The six ships carrying the 198th Regiment landed on Bora Bora on the 17th of February, 1942, twenty-one days after they set sail from Charleston. Their orders were to defend the naval base that was to be established there. When the men set foot on land, they were on high alert for a Japanese Attack, but instead they were met by a warm welcome from the native Bora Boran people. Setting up the base proved difficult because of the hurried way that they had packed the ship in Charleston. Critically-needed items had been loaded first and so at the time of unloading they were buried deep underneath thousands of pounds of secondary items. This faux pas would be an intense learning experience for the 198th and the U.S. military. The logistic lessons learned from this misstep early in the war would be vital for the success of future operations.

Photograph of the Bora Boran people coming to greet the men of the 198th on their canoes when the Americans first arrived on the island. For them, the 198th’s presence meant a huge new impact on their community. Credit: Photographer unidentified member of the 198th, 1942. Delaware Military Museum Archives.
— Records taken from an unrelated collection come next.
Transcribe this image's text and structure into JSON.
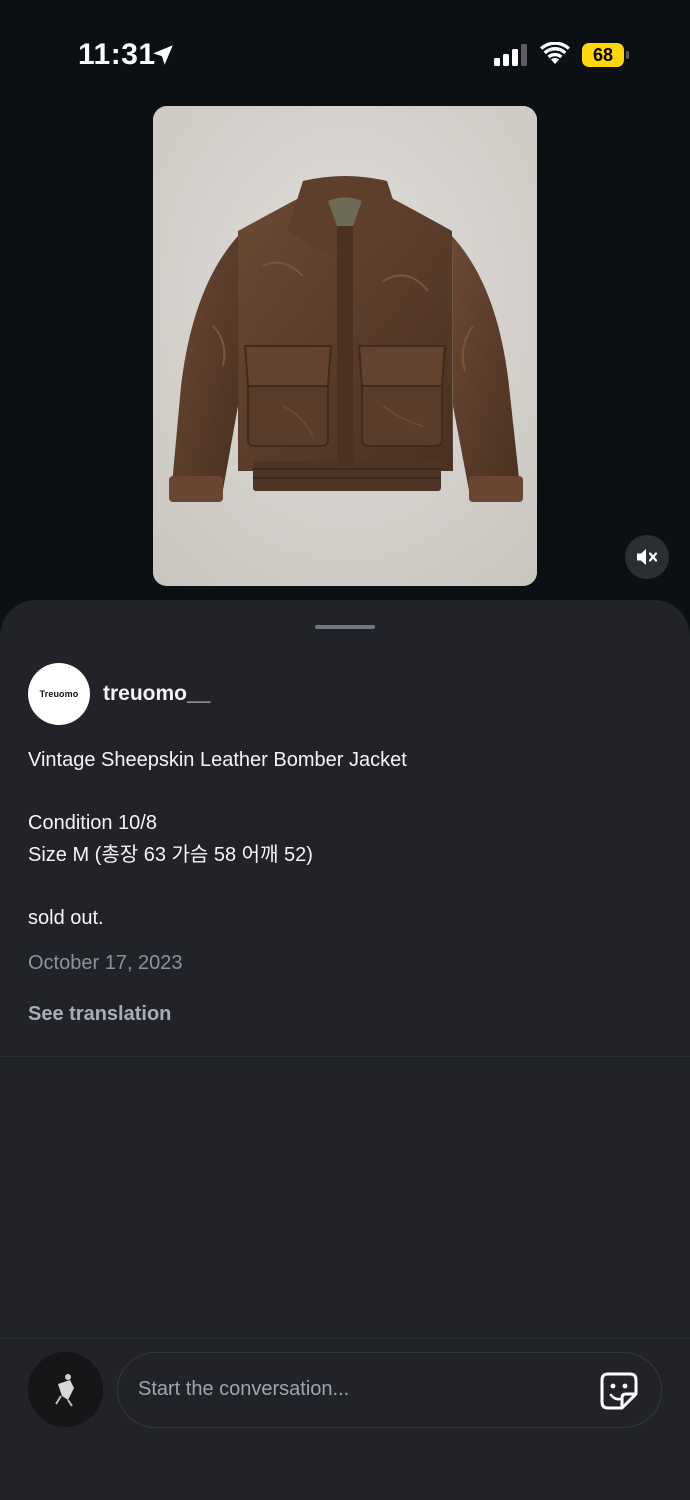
{
  "status_bar": {
    "time": "11:31",
    "battery": "68",
    "icons": [
      "location-arrow-icon",
      "cellular-signal-icon",
      "wifi-icon",
      "battery-icon"
    ]
  },
  "media": {
    "subject": "leather-bomber-jacket",
    "mute_icon": "speaker-muted-icon"
  },
  "post": {
    "avatar_text": "Treuomo",
    "username": "treuomo__",
    "caption_lines": [
      "Vintage Sheepskin Leather Bomber Jacket",
      "",
      "Condition 10/8",
      "Size M (총장 63 가슴 58 어깨 52)",
      "",
      "sold out."
    ],
    "date": "October 17, 2023",
    "see_translation": "See translation"
  },
  "composer": {
    "placeholder": "Start the conversation...",
    "sticker_icon": "sticker-icon"
  },
  "colors": {
    "background": "#0c1014",
    "sheet": "#212328",
    "battery": "#ffd60a",
    "muted_text": "#8c929c"
  }
}
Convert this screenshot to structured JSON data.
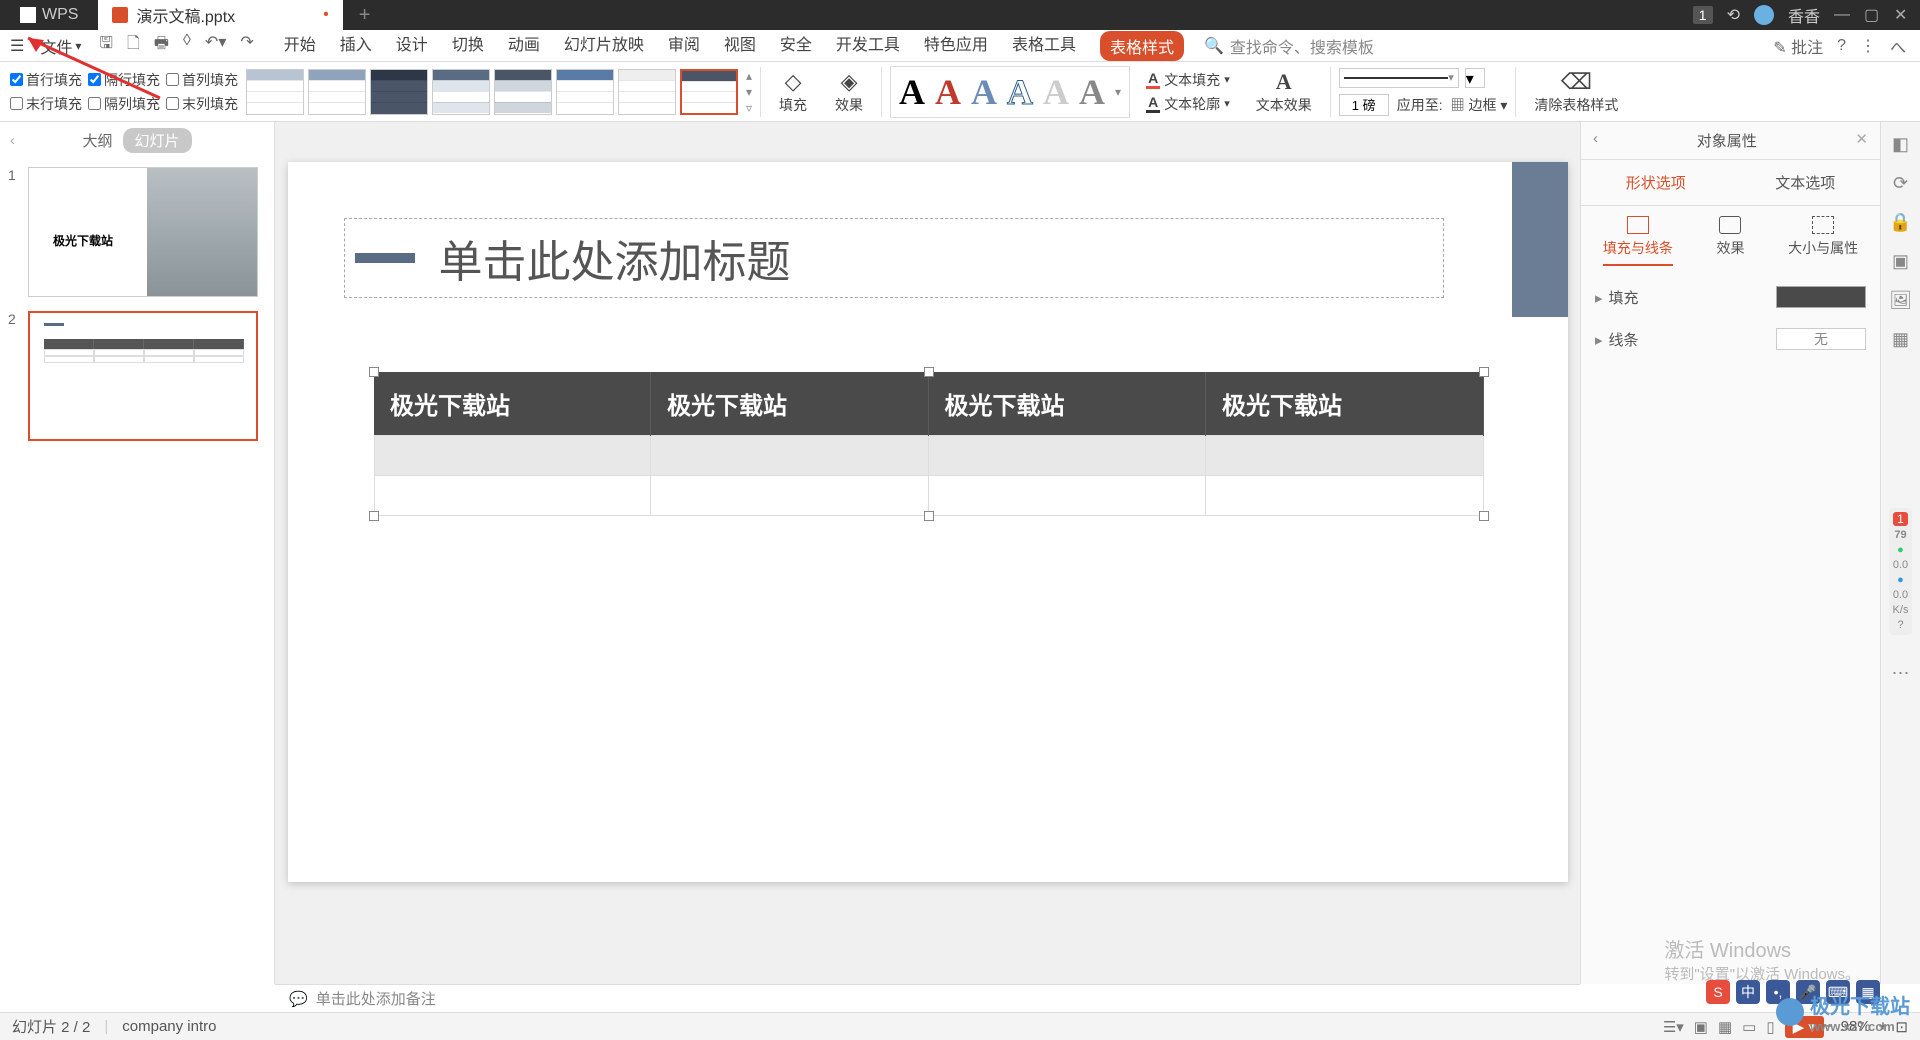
{
  "titlebar": {
    "wps": "WPS",
    "doc_name": "演示文稿.pptx",
    "badge": "1",
    "username": "香香"
  },
  "menubar": {
    "file": "文件",
    "items": [
      "开始",
      "插入",
      "设计",
      "切换",
      "动画",
      "幻灯片放映",
      "审阅",
      "视图",
      "安全",
      "开发工具",
      "特色应用",
      "表格工具",
      "表格样式"
    ],
    "active_index": 12,
    "search_placeholder": "查找命令、搜索模板",
    "annotate": "批注"
  },
  "ribbon": {
    "fills": {
      "r1": [
        "首行填充",
        "隔行填充",
        "首列填充"
      ],
      "r2": [
        "末行填充",
        "隔列填充",
        "末列填充"
      ],
      "checked": [
        true,
        true,
        false,
        false,
        false,
        false
      ]
    },
    "fill_label": "填充",
    "effect_label": "效果",
    "text_fill": "文本填充",
    "text_outline": "文本轮廓",
    "text_effect": "文本效果",
    "pen_weight": "1 磅",
    "apply_to": "应用至:",
    "border": "边框",
    "clear_style": "清除表格样式"
  },
  "panel": {
    "outline": "大纲",
    "slides": "幻灯片",
    "thumb1_text": "极光下载站"
  },
  "slide": {
    "title_placeholder": "单击此处添加标题",
    "table_headers": [
      "极光下载站",
      "极光下载站",
      "极光下载站",
      "极光下载站"
    ]
  },
  "props": {
    "title": "对象属性",
    "tab_shape": "形状选项",
    "tab_text": "文本选项",
    "sub_fill": "填充与线条",
    "sub_effect": "效果",
    "sub_size": "大小与属性",
    "fill": "填充",
    "line": "线条",
    "none": "无"
  },
  "notes": {
    "placeholder": "单击此处添加备注"
  },
  "status": {
    "slide_info": "幻灯片 2 / 2",
    "template": "company intro",
    "zoom": "98%"
  },
  "activate": {
    "title": "激活 Windows",
    "sub": "转到\"设置\"以激活 Windows。"
  },
  "watermark": {
    "site": "极光下载站",
    "url": "www.xz7.com"
  },
  "perf": {
    "count": "1",
    "val": "79",
    "g": "0.0",
    "b": "0.0",
    "unit": "K/s"
  }
}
The 198th Regiment deployed with all of their artillery pieces and equipment  in the bowels of the ship. They also brought massive amounts of fuel, food, housing, and building supplies, along with their weapons. Credit: Photographer unidentified member of the 198th, 1942. Delaware Military Museum Archives.

Two Soldiers turn palm trees into telephone poles.  The prefab quonset hut stands in stark contrast to the swaying native palm trees of Bora Bora.  The Tropics represent two different worlds coming together.  In contrast to Delaware’s climate, the tropical climate and environment. Photographer unknown, 1942. Delaware Military Museum Archives.